3 years ago

This is complete ludicrous. It’s only referred to as Makrut in the Thai language. In Khmer (Cambodian), it’s called sleuk kroche. In Vietnamese, it’s chanh sác. In Indonesian,jeruk purut and so on. The word we pronounce “see” in English also means f*c|< in Thai. Should be consider changing the the word see as in "I see you" or even the acronym ICU?

Smash Harrison
4 years ago

Glad I read this, I learned a few things. I am a proud Kaffir for one and two, we have been incorrectly reffering to this lime as the makrut, but worry not, since reading this article I have rectified that situation and now over here at least, we all refer to this lime correctly as the Kaffir lime.

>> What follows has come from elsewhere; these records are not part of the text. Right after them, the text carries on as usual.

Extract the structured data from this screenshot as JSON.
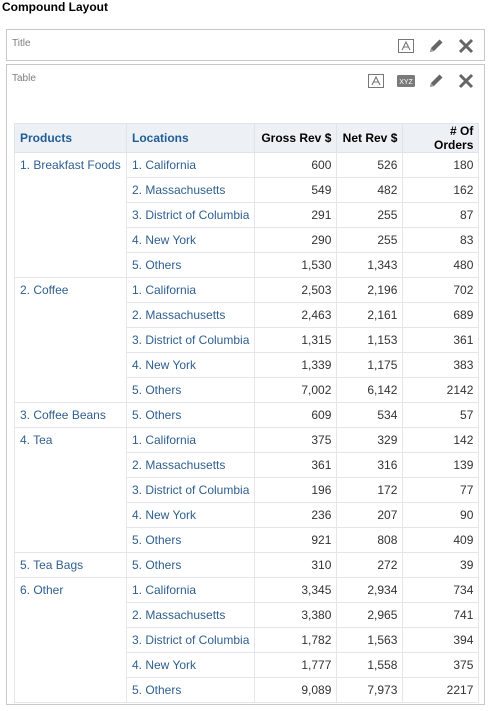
{
  "page": {
    "title": "Compound Layout"
  },
  "title_view": {
    "label": "Title"
  },
  "table_view": {
    "label": "Table"
  },
  "icons": {
    "format": "format-text-icon",
    "xyz": "xyz-icon",
    "edit": "pencil-icon",
    "close": "close-icon"
  },
  "icon_text": {
    "xyz": "XYZ"
  },
  "table": {
    "headers": [
      "Products",
      "Locations",
      "Gross Rev $",
      "Net Rev $",
      "# Of Orders"
    ],
    "groups": [
      {
        "product": "1. Breakfast Foods",
        "rows": [
          [
            "1. California",
            "600",
            "526",
            "180"
          ],
          [
            "2. Massachusetts",
            "549",
            "482",
            "162"
          ],
          [
            "3. District of Columbia",
            "291",
            "255",
            "87"
          ],
          [
            "4. New York",
            "290",
            "255",
            "83"
          ],
          [
            "5. Others",
            "1,530",
            "1,343",
            "480"
          ]
        ]
      },
      {
        "product": "2. Coffee",
        "rows": [
          [
            "1. California",
            "2,503",
            "2,196",
            "702"
          ],
          [
            "2. Massachusetts",
            "2,463",
            "2,161",
            "689"
          ],
          [
            "3. District of Columbia",
            "1,315",
            "1,153",
            "361"
          ],
          [
            "4. New York",
            "1,339",
            "1,175",
            "383"
          ],
          [
            "5. Others",
            "7,002",
            "6,142",
            "2142"
          ]
        ]
      },
      {
        "product": "3. Coffee Beans",
        "rows": [
          [
            "5. Others",
            "609",
            "534",
            "57"
          ]
        ]
      },
      {
        "product": "4. Tea",
        "rows": [
          [
            "1. California",
            "375",
            "329",
            "142"
          ],
          [
            "2. Massachusetts",
            "361",
            "316",
            "139"
          ],
          [
            "3. District of Columbia",
            "196",
            "172",
            "77"
          ],
          [
            "4. New York",
            "236",
            "207",
            "90"
          ],
          [
            "5. Others",
            "921",
            "808",
            "409"
          ]
        ]
      },
      {
        "product": "5. Tea Bags",
        "rows": [
          [
            "5. Others",
            "310",
            "272",
            "39"
          ]
        ]
      },
      {
        "product": "6. Other",
        "rows": [
          [
            "1. California",
            "3,345",
            "2,934",
            "734"
          ],
          [
            "2. Massachusetts",
            "3,380",
            "2,965",
            "741"
          ],
          [
            "3. District of Columbia",
            "1,782",
            "1,563",
            "394"
          ],
          [
            "4. New York",
            "1,777",
            "1,558",
            "375"
          ],
          [
            "5. Others",
            "9,089",
            "7,973",
            "2217"
          ]
        ]
      }
    ]
  },
  "colors": {
    "link": "#2f5f8f",
    "header_bg": "#edf1f6",
    "icon_gray": "#666666"
  }
}
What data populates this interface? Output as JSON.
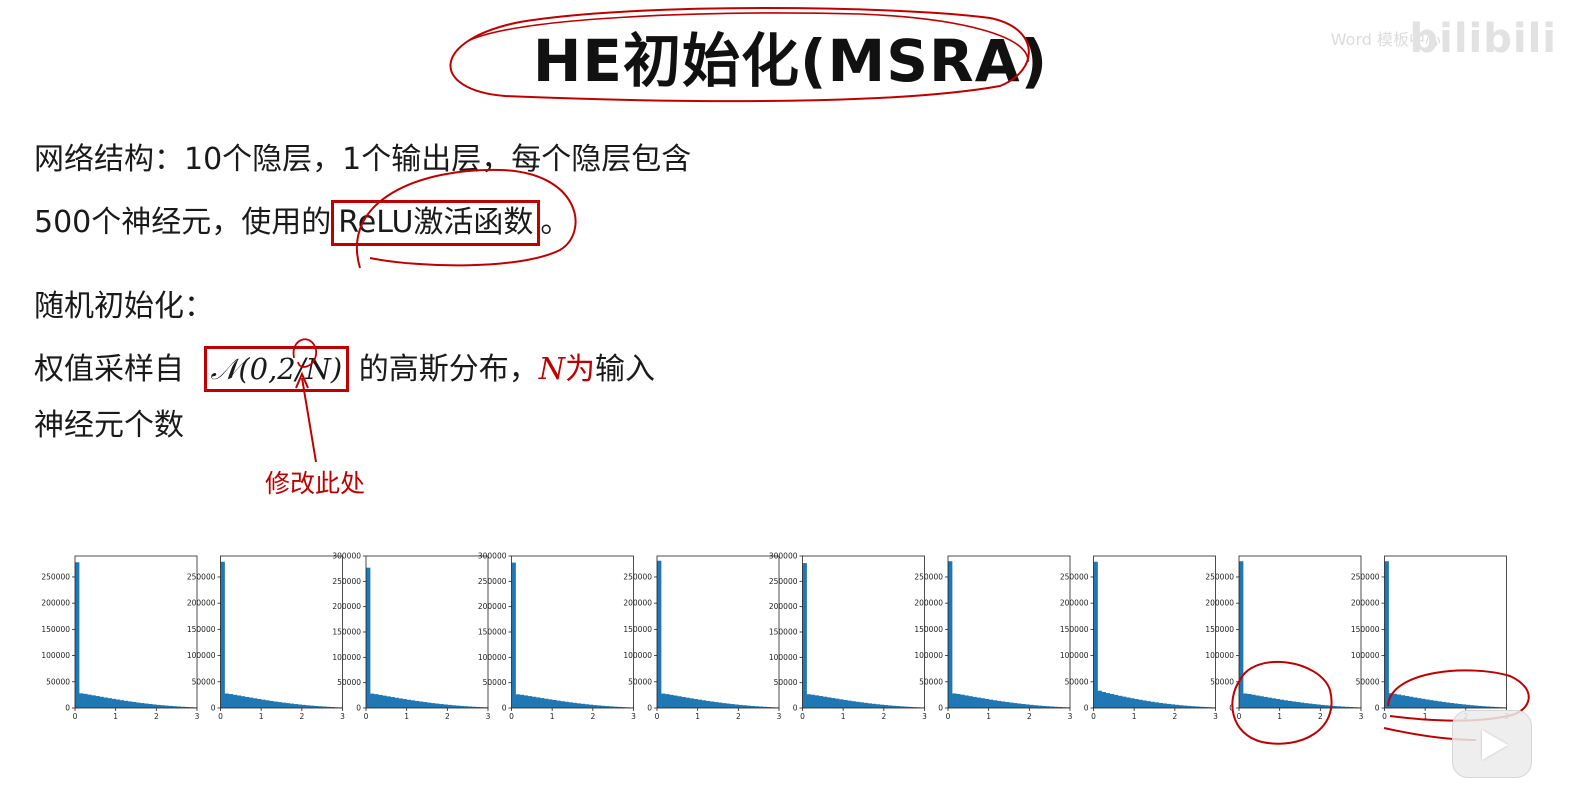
{
  "title": "HE初始化(MSRA)",
  "watermark": {
    "brand": "bilibili",
    "small": "Word 模板中心"
  },
  "text": {
    "line1": "网络结构：10个隐层，1个输出层，每个隐层包含",
    "line2_prefix": "500个神经元，使用的",
    "line2_boxed": "ReLU激活函数",
    "line2_suffix": "。",
    "line3": "随机初始化：",
    "line4_prefix": "权值采样自",
    "line4_formula": "𝒩(0,2/N)",
    "line4_mid": " 的高斯分布，",
    "line4_N": "N",
    "line4_red": "为",
    "line4_suffix": "输入",
    "line5": "神经元个数",
    "note": "修改此处"
  },
  "colors": {
    "annotation_red": "#c00000",
    "bar_blue": "#1f77b4"
  },
  "icons": {
    "play": "play-icon"
  },
  "chart_data": {
    "type": "bar",
    "layout": "10 small histograms in a row",
    "x_ticks": [
      "0",
      "1",
      "2",
      "3"
    ],
    "xlim": [
      0,
      3
    ],
    "bins": [
      0.0,
      0.1,
      0.2,
      0.3,
      0.4,
      0.5,
      0.6,
      0.7,
      0.8,
      0.9,
      1.0,
      1.1,
      1.2,
      1.3,
      1.4,
      1.5,
      1.6,
      1.7,
      1.8,
      1.9,
      2.0,
      2.1,
      2.2,
      2.3,
      2.4,
      2.5,
      2.6,
      2.7,
      2.8,
      2.9
    ],
    "panels": [
      {
        "ylim": [
          0,
          290000
        ],
        "yticks": [
          0,
          50000,
          100000,
          150000,
          200000,
          250000
        ],
        "values": [
          278000,
          28000,
          27000,
          25500,
          24200,
          22800,
          21400,
          20000,
          18700,
          17400,
          16100,
          14900,
          13700,
          12600,
          11500,
          10400,
          9400,
          8500,
          7600,
          6800,
          6000,
          5300,
          4600,
          4000,
          3400,
          2900,
          2400,
          2000,
          1600,
          1300
        ]
      },
      {
        "ylim": [
          0,
          290000
        ],
        "yticks": [
          0,
          50000,
          100000,
          150000,
          200000,
          250000
        ],
        "values": [
          279000,
          27600,
          26600,
          25200,
          23900,
          22500,
          21100,
          19800,
          18500,
          17200,
          15900,
          14700,
          13500,
          12400,
          11300,
          10300,
          9300,
          8400,
          7500,
          6700,
          5900,
          5200,
          4500,
          3900,
          3300,
          2800,
          2300,
          1900,
          1500,
          1200
        ]
      },
      {
        "ylim": [
          0,
          300000
        ],
        "yticks": [
          0,
          50000,
          100000,
          150000,
          200000,
          250000,
          300000
        ],
        "values": [
          277000,
          28400,
          27300,
          25800,
          24400,
          23000,
          21600,
          20200,
          18900,
          17600,
          16300,
          15100,
          13900,
          12800,
          11700,
          10600,
          9600,
          8700,
          7800,
          7000,
          6200,
          5400,
          4700,
          4100,
          3500,
          3000,
          2500,
          2100,
          1700,
          1400
        ]
      },
      {
        "ylim": [
          0,
          300000
        ],
        "yticks": [
          0,
          50000,
          100000,
          150000,
          200000,
          250000,
          300000
        ],
        "values": [
          287000,
          27000,
          26100,
          24800,
          23500,
          22200,
          20900,
          19600,
          18300,
          17000,
          15800,
          14600,
          13400,
          12300,
          11200,
          10200,
          9200,
          8300,
          7400,
          6600,
          5800,
          5100,
          4400,
          3800,
          3200,
          2700,
          2200,
          1800,
          1400,
          1100
        ]
      },
      {
        "ylim": [
          0,
          290000
        ],
        "yticks": [
          0,
          50000,
          100000,
          150000,
          200000,
          250000
        ],
        "values": [
          281000,
          27500,
          26500,
          25100,
          23800,
          22400,
          21000,
          19700,
          18400,
          17100,
          15900,
          14700,
          13500,
          12400,
          11300,
          10300,
          9300,
          8400,
          7500,
          6700,
          5900,
          5200,
          4500,
          3900,
          3300,
          2800,
          2300,
          1900,
          1500,
          1200
        ]
      },
      {
        "ylim": [
          0,
          300000
        ],
        "yticks": [
          0,
          50000,
          100000,
          150000,
          200000,
          250000,
          300000
        ],
        "values": [
          286000,
          27200,
          26200,
          24900,
          23600,
          22300,
          21000,
          19700,
          18400,
          17100,
          15800,
          14600,
          13400,
          12300,
          11200,
          10200,
          9200,
          8300,
          7400,
          6600,
          5800,
          5100,
          4400,
          3800,
          3200,
          2700,
          2200,
          1800,
          1400,
          1100
        ]
      },
      {
        "ylim": [
          0,
          290000
        ],
        "yticks": [
          0,
          50000,
          100000,
          150000,
          200000,
          250000
        ],
        "values": [
          280000,
          27800,
          26800,
          25400,
          24000,
          22600,
          21200,
          19900,
          18600,
          17300,
          16000,
          14800,
          13600,
          12500,
          11400,
          10400,
          9400,
          8500,
          7600,
          6800,
          6000,
          5300,
          4600,
          4000,
          3400,
          2900,
          2400,
          2000,
          1600,
          1300
        ]
      },
      {
        "ylim": [
          0,
          290000
        ],
        "yticks": [
          0,
          50000,
          100000,
          150000,
          200000,
          250000
        ],
        "values": [
          279000,
          33000,
          30500,
          28500,
          26800,
          25000,
          23300,
          21700,
          20100,
          18600,
          17100,
          15700,
          14400,
          13100,
          11900,
          10800,
          9700,
          8700,
          7800,
          6900,
          6100,
          5300,
          4600,
          4000,
          3400,
          2900,
          2400,
          2000,
          1600,
          1300
        ]
      },
      {
        "ylim": [
          0,
          290000
        ],
        "yticks": [
          0,
          50000,
          100000,
          150000,
          200000,
          250000
        ],
        "values": [
          280000,
          27700,
          26700,
          25300,
          23900,
          22500,
          21100,
          19800,
          18500,
          17200,
          15900,
          14700,
          13500,
          12400,
          11300,
          10300,
          9300,
          8400,
          7500,
          6700,
          5900,
          5200,
          4500,
          3900,
          3300,
          2800,
          2300,
          1900,
          1500,
          1200
        ]
      },
      {
        "ylim": [
          0,
          290000
        ],
        "yticks": [
          0,
          50000,
          100000,
          150000,
          200000,
          250000
        ],
        "values": [
          280000,
          28200,
          27100,
          25700,
          24300,
          22900,
          21500,
          20100,
          18800,
          17500,
          16200,
          15000,
          13800,
          12700,
          11600,
          10500,
          9500,
          8600,
          7700,
          6900,
          6100,
          5300,
          4600,
          4000,
          3400,
          2900,
          2400,
          2000,
          1600,
          1300
        ]
      }
    ]
  }
}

Now down vote away!

Steven Stevens
3 years ago

Perhaps one needs to,, be cautious using the term in s.africa.There are groups of people who refer to themselves as Kaffir (i.e. in Sri Lanka), and not in the way that n—– is used by blacks in America. To suggest that the name a people uses for themselves is offensive is itself rather insulting. Often it happens that outsiders mistakenly champion what they perceive to be an affront to another group. I am a roumanian gypsy and have been told more than once that is an offensive term, when in fact the terms gypsy,gitano,gitane are the result of some rroma… Read more »

4 years ago

According to Wikipedia, the word is also used without any offensive connotations to refer to the Sri Lankan Kaffirs, an ethnic group descended from Portugese and African immigrants. So clearly not everyone everywhere considers it offensive. It is simply down to an accident of wildy divergent etymologies that may or may not even have a common origin. (Also, the “K-word” was not generally considered offensive even in S Africa until the mid 20th century.) That said, it seems natural that people touched by the ugly racist strife in South Africa that persists today would feel uncomfortable using the word simply… Read more »

Guy Freeman
3 years ago

So what will cous cous be called from now on, because in the Dari language it’s something that’s not usually served at the dinner table … in Dari it means vulva.

4 years ago

Golly, so glad to see that assholery isn’t dead in the comments section here. I’ve so missed it in the rest of the Internet where everyone respects others and tries not to offend when asked. ?

4 years ago

@K-schwartz: just because _I_ don’t take offense (and had no idea the word was offensive at all) doesn’t make it any better for those who do. My grandma used to call macadamia nuts ‘niggertoes’, should we re-adopt that name?
Using the terms Thai lime or Makrut (magroot) lime is an easy solution. If you are afraid of not being understood, mispronouncing the word as kuhf-EER at least lends credence to the idea that you mean nothing derogatory by using it.